#### TASK BRIEF:
Nothing but an exact copy is wanted: the line with "What data populates" and each line after it in the data below, last line included.

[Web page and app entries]

=======

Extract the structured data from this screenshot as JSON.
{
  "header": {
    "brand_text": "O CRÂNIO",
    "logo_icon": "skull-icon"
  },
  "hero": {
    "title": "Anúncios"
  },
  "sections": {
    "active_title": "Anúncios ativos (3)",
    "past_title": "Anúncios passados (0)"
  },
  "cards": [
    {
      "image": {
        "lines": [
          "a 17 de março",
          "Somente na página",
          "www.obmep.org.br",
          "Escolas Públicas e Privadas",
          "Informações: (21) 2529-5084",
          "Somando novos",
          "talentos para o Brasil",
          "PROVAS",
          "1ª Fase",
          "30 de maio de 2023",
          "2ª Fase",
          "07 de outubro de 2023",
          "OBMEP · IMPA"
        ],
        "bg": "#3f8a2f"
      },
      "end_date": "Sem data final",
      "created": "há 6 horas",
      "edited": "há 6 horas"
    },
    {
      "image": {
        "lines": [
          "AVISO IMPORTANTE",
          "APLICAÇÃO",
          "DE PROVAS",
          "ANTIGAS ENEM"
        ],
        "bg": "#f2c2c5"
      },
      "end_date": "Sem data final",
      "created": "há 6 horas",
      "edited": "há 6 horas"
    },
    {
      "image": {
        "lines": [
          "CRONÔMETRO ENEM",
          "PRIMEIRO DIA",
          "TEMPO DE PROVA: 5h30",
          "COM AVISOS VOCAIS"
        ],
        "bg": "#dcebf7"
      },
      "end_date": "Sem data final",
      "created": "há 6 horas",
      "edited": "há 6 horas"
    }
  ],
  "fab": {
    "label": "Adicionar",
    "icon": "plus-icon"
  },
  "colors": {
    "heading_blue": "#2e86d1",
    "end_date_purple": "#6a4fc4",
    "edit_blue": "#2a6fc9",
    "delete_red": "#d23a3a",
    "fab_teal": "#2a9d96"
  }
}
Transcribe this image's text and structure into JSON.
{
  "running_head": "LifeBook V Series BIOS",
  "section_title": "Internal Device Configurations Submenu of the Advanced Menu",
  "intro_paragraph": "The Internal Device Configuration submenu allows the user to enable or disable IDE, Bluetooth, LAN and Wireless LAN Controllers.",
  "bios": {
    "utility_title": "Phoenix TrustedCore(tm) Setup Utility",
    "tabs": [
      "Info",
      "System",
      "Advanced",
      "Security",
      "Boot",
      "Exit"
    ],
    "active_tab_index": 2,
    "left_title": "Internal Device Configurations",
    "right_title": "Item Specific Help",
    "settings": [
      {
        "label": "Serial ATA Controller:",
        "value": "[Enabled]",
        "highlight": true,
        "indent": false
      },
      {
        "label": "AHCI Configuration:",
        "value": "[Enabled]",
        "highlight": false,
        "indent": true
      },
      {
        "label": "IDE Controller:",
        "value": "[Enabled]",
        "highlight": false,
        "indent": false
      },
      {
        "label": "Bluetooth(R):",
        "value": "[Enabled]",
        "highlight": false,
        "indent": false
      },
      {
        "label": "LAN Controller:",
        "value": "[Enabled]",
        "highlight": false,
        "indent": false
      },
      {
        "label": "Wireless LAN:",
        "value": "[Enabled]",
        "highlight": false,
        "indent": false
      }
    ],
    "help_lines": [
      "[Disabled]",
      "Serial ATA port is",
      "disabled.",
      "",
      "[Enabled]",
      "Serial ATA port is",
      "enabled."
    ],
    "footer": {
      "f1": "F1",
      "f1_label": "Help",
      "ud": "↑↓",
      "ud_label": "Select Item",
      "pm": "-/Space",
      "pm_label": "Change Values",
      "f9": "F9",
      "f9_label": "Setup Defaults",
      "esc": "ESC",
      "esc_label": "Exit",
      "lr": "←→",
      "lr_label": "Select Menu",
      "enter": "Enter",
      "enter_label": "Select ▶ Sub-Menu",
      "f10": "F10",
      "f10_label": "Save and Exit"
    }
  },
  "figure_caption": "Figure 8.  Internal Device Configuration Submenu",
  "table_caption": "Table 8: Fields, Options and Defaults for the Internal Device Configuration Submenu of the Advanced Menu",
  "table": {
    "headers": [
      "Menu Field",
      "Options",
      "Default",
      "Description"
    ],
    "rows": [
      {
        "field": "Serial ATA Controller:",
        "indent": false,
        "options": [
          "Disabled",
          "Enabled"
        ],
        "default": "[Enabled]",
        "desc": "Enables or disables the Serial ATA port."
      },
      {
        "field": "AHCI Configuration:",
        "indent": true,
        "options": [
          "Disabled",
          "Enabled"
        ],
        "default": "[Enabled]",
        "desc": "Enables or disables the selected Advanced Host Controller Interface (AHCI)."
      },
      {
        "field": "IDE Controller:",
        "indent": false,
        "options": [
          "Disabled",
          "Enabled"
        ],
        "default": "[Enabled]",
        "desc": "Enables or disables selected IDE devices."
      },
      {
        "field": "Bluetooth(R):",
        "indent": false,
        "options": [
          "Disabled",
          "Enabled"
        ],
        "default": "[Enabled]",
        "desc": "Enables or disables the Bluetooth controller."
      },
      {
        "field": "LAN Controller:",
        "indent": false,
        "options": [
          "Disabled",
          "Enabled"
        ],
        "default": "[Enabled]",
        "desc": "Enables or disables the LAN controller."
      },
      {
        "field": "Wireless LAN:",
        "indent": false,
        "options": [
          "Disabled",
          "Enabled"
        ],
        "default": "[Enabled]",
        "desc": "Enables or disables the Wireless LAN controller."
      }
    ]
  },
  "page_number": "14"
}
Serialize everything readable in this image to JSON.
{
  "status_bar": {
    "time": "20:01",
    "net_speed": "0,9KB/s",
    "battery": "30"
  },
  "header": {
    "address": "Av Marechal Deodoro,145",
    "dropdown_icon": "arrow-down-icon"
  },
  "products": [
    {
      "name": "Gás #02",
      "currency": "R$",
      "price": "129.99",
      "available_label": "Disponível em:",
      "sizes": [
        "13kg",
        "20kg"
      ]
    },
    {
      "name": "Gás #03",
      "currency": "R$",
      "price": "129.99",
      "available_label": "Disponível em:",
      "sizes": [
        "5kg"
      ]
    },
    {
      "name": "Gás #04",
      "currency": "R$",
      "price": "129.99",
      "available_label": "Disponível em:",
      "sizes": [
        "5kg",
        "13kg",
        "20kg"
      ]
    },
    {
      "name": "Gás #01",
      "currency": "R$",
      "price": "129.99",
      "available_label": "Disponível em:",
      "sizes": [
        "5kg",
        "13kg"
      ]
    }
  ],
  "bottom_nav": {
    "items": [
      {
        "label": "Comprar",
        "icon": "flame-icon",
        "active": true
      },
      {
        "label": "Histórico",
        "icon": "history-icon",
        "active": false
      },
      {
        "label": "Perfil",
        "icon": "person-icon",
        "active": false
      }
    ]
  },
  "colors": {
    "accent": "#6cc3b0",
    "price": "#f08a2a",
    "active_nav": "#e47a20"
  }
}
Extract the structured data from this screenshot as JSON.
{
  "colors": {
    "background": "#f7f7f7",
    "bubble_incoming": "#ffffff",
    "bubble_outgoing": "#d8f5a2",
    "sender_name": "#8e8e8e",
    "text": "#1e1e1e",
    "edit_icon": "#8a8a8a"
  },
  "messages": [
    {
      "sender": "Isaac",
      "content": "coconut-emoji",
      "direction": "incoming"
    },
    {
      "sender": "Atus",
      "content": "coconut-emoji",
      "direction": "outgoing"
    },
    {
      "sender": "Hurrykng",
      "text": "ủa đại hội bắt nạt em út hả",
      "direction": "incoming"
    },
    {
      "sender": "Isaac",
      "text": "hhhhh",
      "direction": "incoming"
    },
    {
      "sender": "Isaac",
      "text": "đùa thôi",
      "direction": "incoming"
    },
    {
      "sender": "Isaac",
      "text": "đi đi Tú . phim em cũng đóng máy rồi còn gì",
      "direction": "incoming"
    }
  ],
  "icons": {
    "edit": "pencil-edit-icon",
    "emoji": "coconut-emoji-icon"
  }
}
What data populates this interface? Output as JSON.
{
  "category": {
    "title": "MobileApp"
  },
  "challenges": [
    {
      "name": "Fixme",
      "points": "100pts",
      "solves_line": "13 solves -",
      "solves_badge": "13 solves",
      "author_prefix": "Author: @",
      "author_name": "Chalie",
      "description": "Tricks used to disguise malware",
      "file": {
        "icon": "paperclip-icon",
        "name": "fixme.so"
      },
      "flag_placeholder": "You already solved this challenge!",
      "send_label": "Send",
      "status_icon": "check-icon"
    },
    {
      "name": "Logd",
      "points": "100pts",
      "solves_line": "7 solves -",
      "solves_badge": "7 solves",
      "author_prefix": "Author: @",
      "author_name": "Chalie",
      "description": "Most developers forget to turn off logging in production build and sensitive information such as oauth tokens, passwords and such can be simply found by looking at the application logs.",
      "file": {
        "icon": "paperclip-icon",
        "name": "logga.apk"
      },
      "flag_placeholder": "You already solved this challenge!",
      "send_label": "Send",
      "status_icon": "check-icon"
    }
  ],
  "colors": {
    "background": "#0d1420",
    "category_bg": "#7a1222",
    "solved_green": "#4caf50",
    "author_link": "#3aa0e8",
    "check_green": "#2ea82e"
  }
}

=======

#### THE ANSWER:
What data populates this interface? Output as JSON.
{
  "category": {
    "title": "MobileApp"
  },
  "challenges": [
    {
      "name": "Fixme",
      "points": "100pts",
      "solves_line": "13 solves -",
      "solves_badge": "13 solves",
      "author_prefix": "Author: @",
      "author_name": "Chalie",
      "description": "Tricks used to disguise malware",
      "file": {
        "icon": "paperclip-icon",
        "name": "fixme.so"
      },
      "flag_placeholder": "You already solved this challenge!",
      "send_label": "Send",
      "status_icon": "check-icon"
    },
    {
      "name": "Logd",
      "points": "100pts",
      "solves_line": "7 solves -",
      "solves_badge": "7 solves",
      "author_prefix": "Author: @",
      "author_name": "Chalie",
      "description": "Most developers forget to turn off logging in production build and sensitive information such as oauth tokens, passwords and such can be simply found by looking at the application logs.",
      "file": {
        "icon": "paperclip-icon",
        "name": "logga.apk"
      },
      "flag_placeholder": "You already solved this challenge!",
      "send_label": "Send",
      "status_icon": "check-icon"
    }
  ],
  "colors": {
    "background": "#0d1420",
    "category_bg": "#7a1222",
    "solved_green": "#4caf50",
    "author_link": "#3aa0e8",
    "check_green": "#2ea82e"
  }
}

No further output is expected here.